in foregin country no use our language.
And what do you know about war for our country?
Last wish for Yeast. Learn language.”
Korean language has two different meanings for grandmother and granddaughter. For the grandmother, it’s a symbol of resistance, something that survived being forced to learn Japanese and living with an enforced Japanese name. Korean means freedom, strength and pride. For the granddaughter, it’s not American. It means separation and difference, not fitting in, something that brings shame. The letter had its desired effect: the granddaughter did learn Korean.
The girl grew up too. Here she sinks into a hot bath, “But This is a Pain I Enjoy”,
“And if I really
tried hard and
I blocked out
of the many
as a child
and the fires
I put out
as a teen,
I would maybe
I just drop
silence of the
The balm of self-care through taking out some time to be oneself and create a space where worldly concerns don’t intrude, even just briefly. The short lines contrast with the languidness of lounging in a bath, like a nagging voice of guilt.
In “Sandpaper Tongue, Parchment Lips”, Melanie Hyo In Han explores what compromises are made to belong when your cultural and ethnic heritage differs from the people around you and asks how far those compromises should go. She acknowledges her attitudes towards heritage and language and how these impact those closest to her. There is trauma, sensitively approached and probed. Ultimately, these are compassionate poems, driven by a desire to share and communicate, carrying the reader as witness to reach a shared understanding.
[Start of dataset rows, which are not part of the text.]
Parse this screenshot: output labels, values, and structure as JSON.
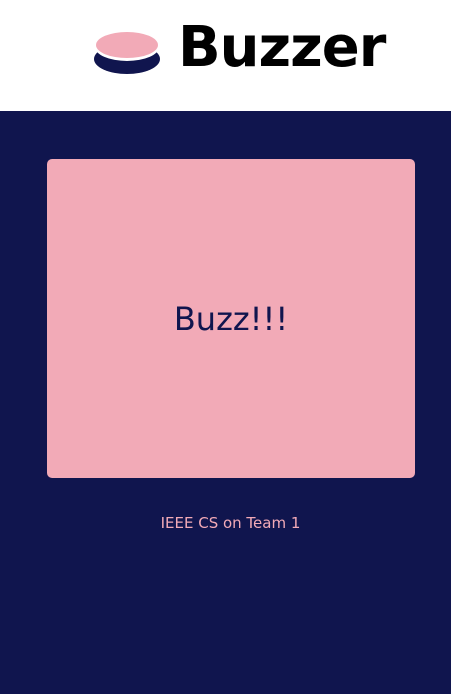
{
  "header": {
    "logo_icon": "buzzer-icon",
    "title": "Buzzer"
  },
  "main": {
    "buzz_button_label": "Buzz!!!",
    "status_text": "IEEE CS on Team 1"
  },
  "colors": {
    "background": "#10154e",
    "accent": "#f2aab7",
    "header_background": "#ffffff"
  }
}
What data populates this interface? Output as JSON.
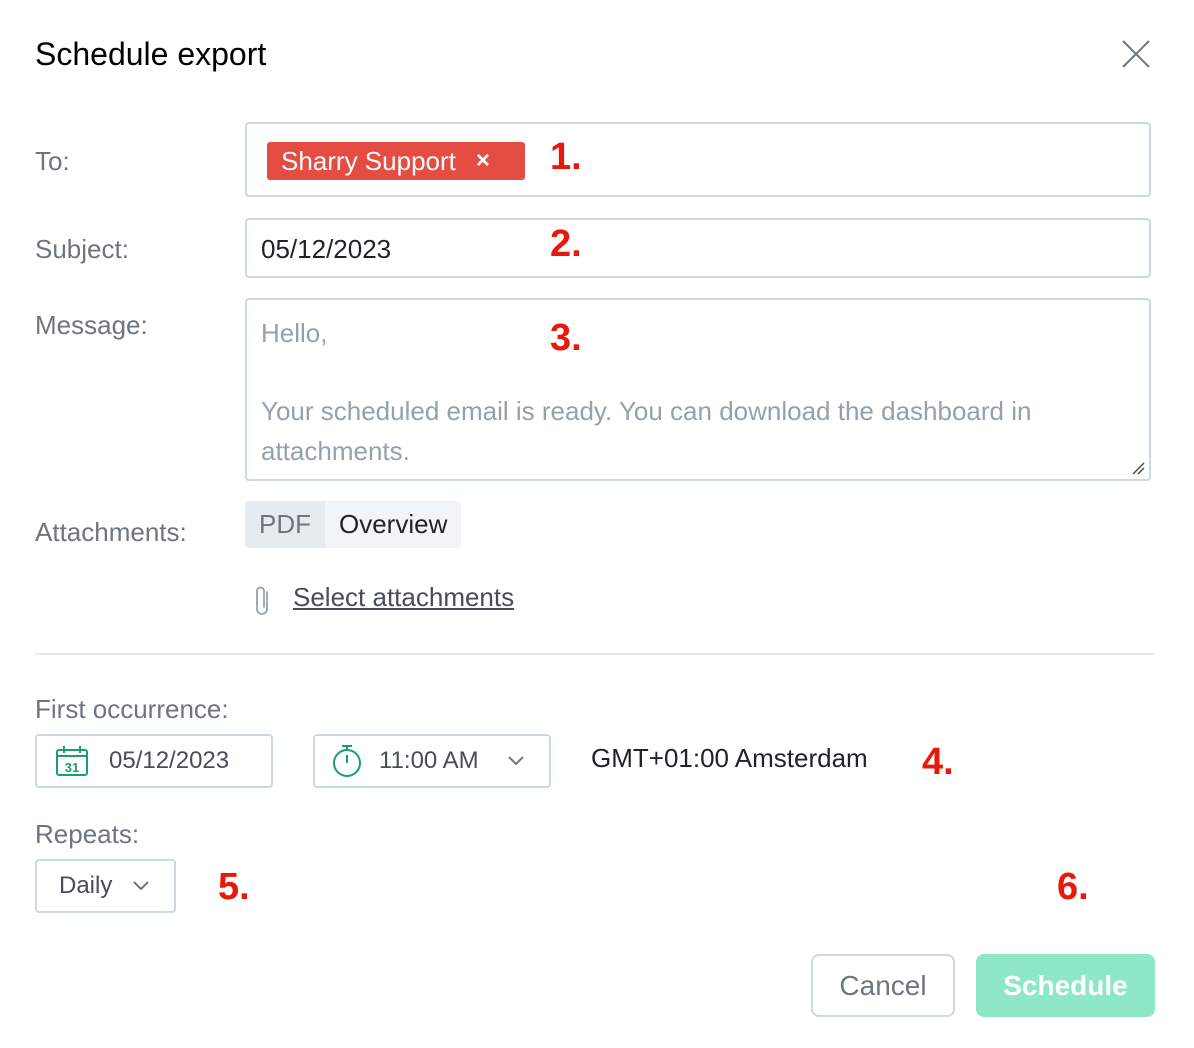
{
  "dialog": {
    "title": "Schedule export"
  },
  "form": {
    "to_label": "To:",
    "to_recipients": [
      {
        "name": "Sharry Support",
        "remove": "×"
      }
    ],
    "subject_label": "Subject:",
    "subject_value": "05/12/2023",
    "message_label": "Message:",
    "message_lines": [
      "Hello,",
      "Your scheduled email is ready. You can download the dashboard in",
      "attachments."
    ],
    "attachments_label": "Attachments:",
    "attachment": {
      "type": "PDF",
      "name": "Overview"
    },
    "select_attachments": "Select attachments"
  },
  "schedule": {
    "first_occurrence_label": "First occurrence:",
    "date": "05/12/2023",
    "calendar_day": "31",
    "time": "11:00 AM",
    "timezone": "GMT+01:00 Amsterdam",
    "repeats_label": "Repeats:",
    "repeats_value": "Daily"
  },
  "annotations": [
    "1.",
    "2.",
    "3.",
    "4.",
    "5.",
    "6."
  ],
  "buttons": {
    "cancel": "Cancel",
    "schedule": "Schedule"
  },
  "colors": {
    "chip": "#e54d42",
    "annotation": "#e8180a",
    "schedule_button": "#8ee8c6",
    "icon_green": "#1e9d6c"
  },
  "icons": {
    "close": "close-icon",
    "calendar": "calendar-icon",
    "clock": "stopwatch-icon",
    "chevron": "chevron-down-icon",
    "clip": "paperclip-icon"
  }
}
Emma Lee’s The Significance of a Dress is available from Arachne Press. The link also has a trailer featuring the title poems and samples of some of the poems from the collection. It is also available as an eBook.